Ayn Rand on Objectivism:
My philosophy, Objectivism, holds that:
- Reality exists as an objective absolute—facts are facts, independent of man’s feelings, wishes, hopes or fears.
- Reason (the faculty which identifies and integrates the material provided by man’s senses) is man’s only means of perceiving reality, his only source of knowledge, his only guide to action, and his basic means of survival.
- Man—every man—is an end in himself, not the means to the ends of others. He must exist for his own sake, neither sacrificing himself to others nor sacrificing others to himself. The pursuit of his own rational self-interest and of his own happiness is the highest moral purpose of his life.
- The ideal political-economic system is laissez-faire capitalism. It is a system where men deal with one another, not as victims and executioners, nor as masters and slaves, but as traders, by free, voluntary exchange to mutual benefit. It is a system where no man may obtain any values from others by resorting to physical force, and no man may initiate the use of physical force against others. The government acts only as a policeman that protects man’s rights; it uses physical force only in retaliation and only against those who initiate its use, such as criminals or foreign invaders. In a system of full capitalism, there should be (but, historically, has not yet been) a complete separation of state and economics, in the same way and for the same reasons as the separation of state and church.
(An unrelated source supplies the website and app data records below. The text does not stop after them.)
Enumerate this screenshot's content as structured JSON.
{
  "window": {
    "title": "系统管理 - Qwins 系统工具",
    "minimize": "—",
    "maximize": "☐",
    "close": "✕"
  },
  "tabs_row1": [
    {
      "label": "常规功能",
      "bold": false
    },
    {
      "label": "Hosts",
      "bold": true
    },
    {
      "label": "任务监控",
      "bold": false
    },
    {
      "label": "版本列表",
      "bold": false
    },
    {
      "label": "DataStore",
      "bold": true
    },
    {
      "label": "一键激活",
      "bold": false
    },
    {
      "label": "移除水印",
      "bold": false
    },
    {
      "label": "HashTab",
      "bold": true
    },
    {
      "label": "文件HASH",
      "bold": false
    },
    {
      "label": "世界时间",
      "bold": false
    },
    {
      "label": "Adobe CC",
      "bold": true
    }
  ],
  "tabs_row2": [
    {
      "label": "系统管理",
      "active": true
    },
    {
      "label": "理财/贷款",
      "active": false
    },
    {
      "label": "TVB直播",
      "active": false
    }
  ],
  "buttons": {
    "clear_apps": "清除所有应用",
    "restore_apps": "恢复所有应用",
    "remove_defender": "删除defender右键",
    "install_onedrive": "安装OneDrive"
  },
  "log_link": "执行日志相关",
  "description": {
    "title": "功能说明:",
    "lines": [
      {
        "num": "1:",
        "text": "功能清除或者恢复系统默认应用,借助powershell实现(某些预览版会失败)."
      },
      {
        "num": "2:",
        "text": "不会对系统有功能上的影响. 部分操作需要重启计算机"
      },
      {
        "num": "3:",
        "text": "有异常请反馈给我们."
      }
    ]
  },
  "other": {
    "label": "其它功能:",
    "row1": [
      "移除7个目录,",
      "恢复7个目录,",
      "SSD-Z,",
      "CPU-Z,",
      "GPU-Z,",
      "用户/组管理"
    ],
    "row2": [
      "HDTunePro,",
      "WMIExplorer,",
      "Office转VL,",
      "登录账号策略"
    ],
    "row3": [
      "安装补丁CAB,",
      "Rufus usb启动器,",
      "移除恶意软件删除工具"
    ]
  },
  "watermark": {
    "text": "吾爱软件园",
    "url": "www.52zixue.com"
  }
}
Deep, huh? If you read more of her writings, she really pushes the point home that she believed that man’s ultimate state was where he worked for nothing but his own self interest and had no interest in the benefit of others unless it also benefited himself in some way. This is basically the point of item 3 above.
I don’t pretend to have all of the answers and indeed I don’t have most answers to these types of philosophical questions. In the end, I think that the point of philosophy is to make you think and consider ideas that, without some other person’s effort, you likely wouldn’t have thought about yourself. So where does that leave Rand’s work and writings dealing with her philosophy? I suppose that she had financial gain from putting the effort forth to get her philosophy out there which would have made it worth her while.
In Atlas Shrugged, she goes into great depth of what is morally right. There are pages upon pages of what I call rants about the looters in government and society who practice item 3 – forcing others to sacrifice themselves for the benefit of the looters in the name of the so called common good. I absolutely love the book and its basic premise, but don’t fully agree with its philosophy. For the producers of society to simply vanish and leave the world to collapse upon itself without them is certainly something that they have the right to do. In fact, as in the book it would be terribly painful to vast numbers of people but do they really have the right to ask the producers to sacrifice themselves for the benefit of others as our government and many other governments around the world force them to do?
The basis of tax systems in place in the United States today is based upon this premise. Sacrifice your labor, whether it be physical, intellectual or other, for the good of others. Charity at the point of a gun.
I understand that the government needs money to operate and should have the ability to force its citizens to pay for the basics allowed for in the Constitution. The problem is that now we are forced to give up our earnings to support programs of someone else’s choosing. The community organizer president now has a much bigger pot to steal from to redistribute to his buddies. Guess what… He has his hand in our pockets while holding a gun to our head with the other hand.
My moral system calls for me to help those who need it and I allocate part of my monthly income to doing just that. On the other hand, liberals believe that the government is the one who should determine how my money is spent, not me. This is where the whole system begins to stink of socialism. The members are only there to support the whole and should not feel as though they deserve anything more than those “less fortunate” looters.
I don’t know what set me off on this again, but if you haven’t read Atlas Shrugged it is definitely worth the effort and clocking in at close to 1000 densely packed pages (in my paperback version) it’s definitely one that takes some dedication to finish. At the end there are some pretty exciting parts and while many things are resolved I was left wishing she had covered more detail of the aftermath. I guess that’s left to your own imagination.